The self is only true and free when it has been found entirely in God—when it gives up all rights and claims and demands—when it just plain gives up and gives in to God and His ways. When we lose our life to God, the more we find our true life—our true self. The more we let go and cooperate with God, the more we live and thrive and give good to others. The more we hold on to Self, the more we wither and die and spread weeds that take over our own soul ground and infest the soul ground of others.
So, I have a dilemma. Shall I hold on to Self? Shall I hold on as much as I can to control and safety and keep trying to live in denial that I’m really not as vulnerable as I really am?
Or, shall I let go? Shall I choose to let Self die, bit-by-bit till it’s good and dead so that I can really live free in Christ, by His power—not mine?
What’s the cost to let go? Everything. And nothing. It costs us everything and nothing to let go and walk out the prison door. It costs us everything we hold dearest—our pride, our power, our control, our will to protect and feed everything with even the slightest tincture of Self. The cost of letting go is steep and the pain is excruciating. God knows.
This is why God allows souls to suffer. God created us with only one right—the right to choose Him or reject Him. And He never usurps the right He has given us. For the soul who chooses God and His way? That soul will suffer. And for the soul who rejects God and His way? That soul will suffer.
Herein lies a truth we humans try to deny daily—suffering is a part of life. Let it sink in like overdue rains on parched ground or overdue sun on spring fields drowned.

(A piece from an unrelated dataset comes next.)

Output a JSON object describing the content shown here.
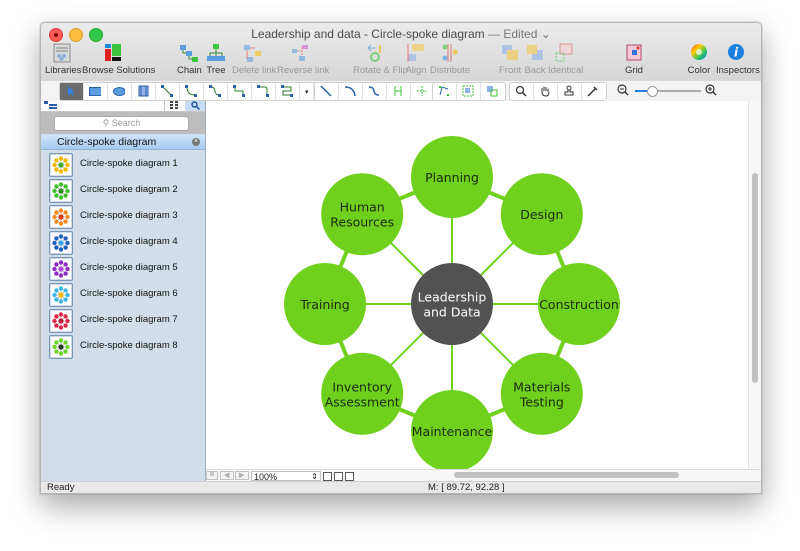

Suffering is a part of life. There’s no escaping it. But there are two kinds of suffering. Legitimate suffering leads to greater good. Illegitimate suffering leads to greater pain.
Since God is good, He calls us to embrace legitimate suffering because of the sanctifying effect it produces in our soul. God knows and sees the greater good beyond the suffering. He sees beyond the grave! He has always seen beyond the grave. The grave is just a stopping point along the way to resurrection. And the grave is a stopping point we all must make—one way or another. We all get to decide which kind of grave we want but we must all visit the grave.
Getting to the grave where resurrection follows requires giving up everything. Getting beyond? Well, that requires nothing. The work has already been done. The pain has already been suffered. The Savior has already been resurrected and we with Him for those who are in Him.
He said so when right before He breathed His last and gave up His spirit.
“It is finished.”
And so it is.
Will I be finished trying to be more than I really am and let God be who He really is—in me?
Surrender false self and find true self. Let go. Be vulnerable. The field will be readied by our perfect God, regardless of its weeded state now. He will turn it and plant it and nurture it along. All we need do is let Him tend our soul soil. And, in time, we WILL grow good things. As the seed of the Son of God is sown and takes over the weeds . . .
We will grow good things . . .
For ourselves . . .
For the world . . .
All for the glory of God.